▶ _Data listing_

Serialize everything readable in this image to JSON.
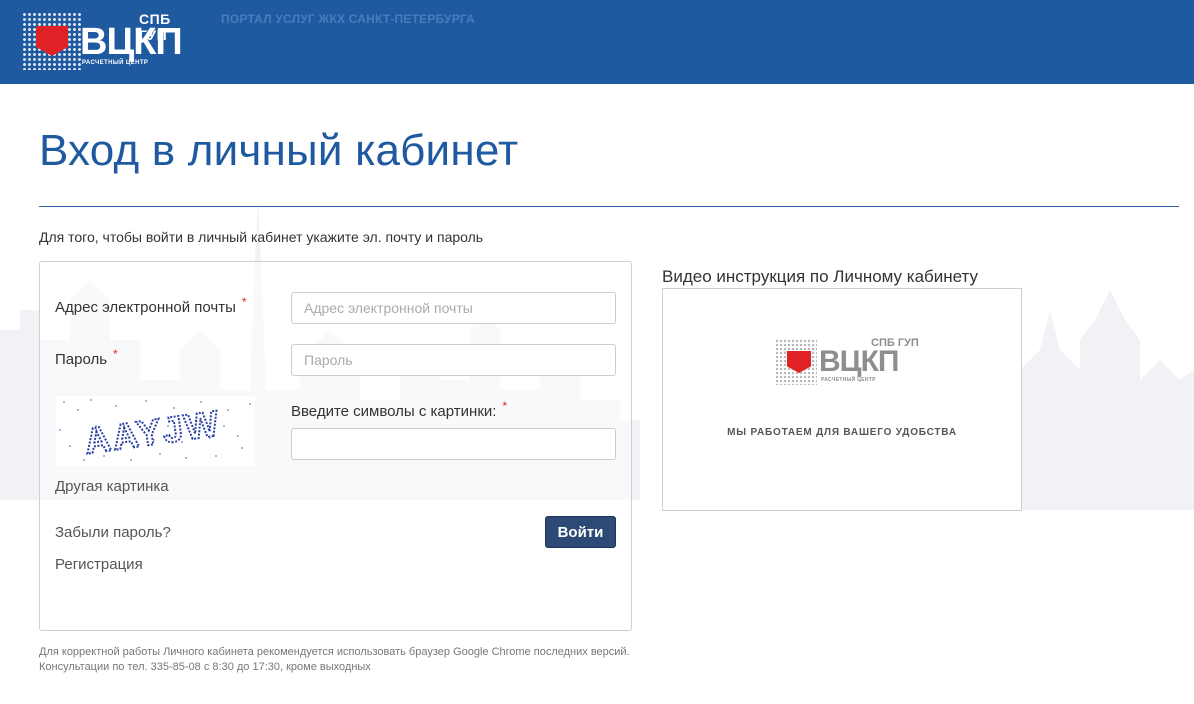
{
  "header": {
    "logo": {
      "top_text": "СПБ ГУП",
      "main_text": "ВЦКП",
      "sub_text": "РАСЧЕТНЫЙ ЦЕНТР"
    },
    "portal_title": "ПОРТАЛ УСЛУГ ЖКХ САНКТ-ПЕТЕРБУРГА",
    "background_color": "#1f5aa0"
  },
  "page": {
    "title": "Вход в личный кабинет",
    "intro": "Для того, чтобы войти в личный кабинет укажите эл. почту и пароль"
  },
  "login_form": {
    "email_label": "Адрес электронной почты",
    "email_placeholder": "Адрес электронной почты",
    "email_value": "",
    "password_label": "Пароль",
    "password_placeholder": "Пароль",
    "password_value": "",
    "captcha_text": "AAYJW",
    "captcha_label": "Введите символы с картинки:",
    "captcha_value": "",
    "required_mark": "*",
    "other_image_link": "Другая картинка",
    "forgot_password_link": "Забыли пароль?",
    "register_link": "Регистрация",
    "submit_label": "Войти",
    "submit_color": "#2c4a75"
  },
  "video": {
    "title": "Видео инструкция по Личному кабинету",
    "logo": {
      "top_text": "СПБ ГУП",
      "main_text": "ВЦКП",
      "sub_text": "РАСЧЕТНЫЙ ЦЕНТР"
    },
    "slogan": "МЫ РАБОТАЕМ ДЛЯ ВАШЕГО УДОБСТВА"
  },
  "footer": {
    "line1": "Для корректной работы Личного кабинета рекомендуется использовать браузер Google Chrome последних версий.",
    "line2": "Консультации по тел. 335-85-08 с 8:30 до 17:30, кроме выходных"
  },
  "colors": {
    "accent": "#1f5aa0",
    "required": "#e02226",
    "brand_red": "#e02226"
  }
}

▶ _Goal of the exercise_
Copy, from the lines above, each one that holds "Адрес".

▶ _Your solution_
    "email_label": "Адрес электронной почты",
    "email_placeholder": "Адрес электронной почты",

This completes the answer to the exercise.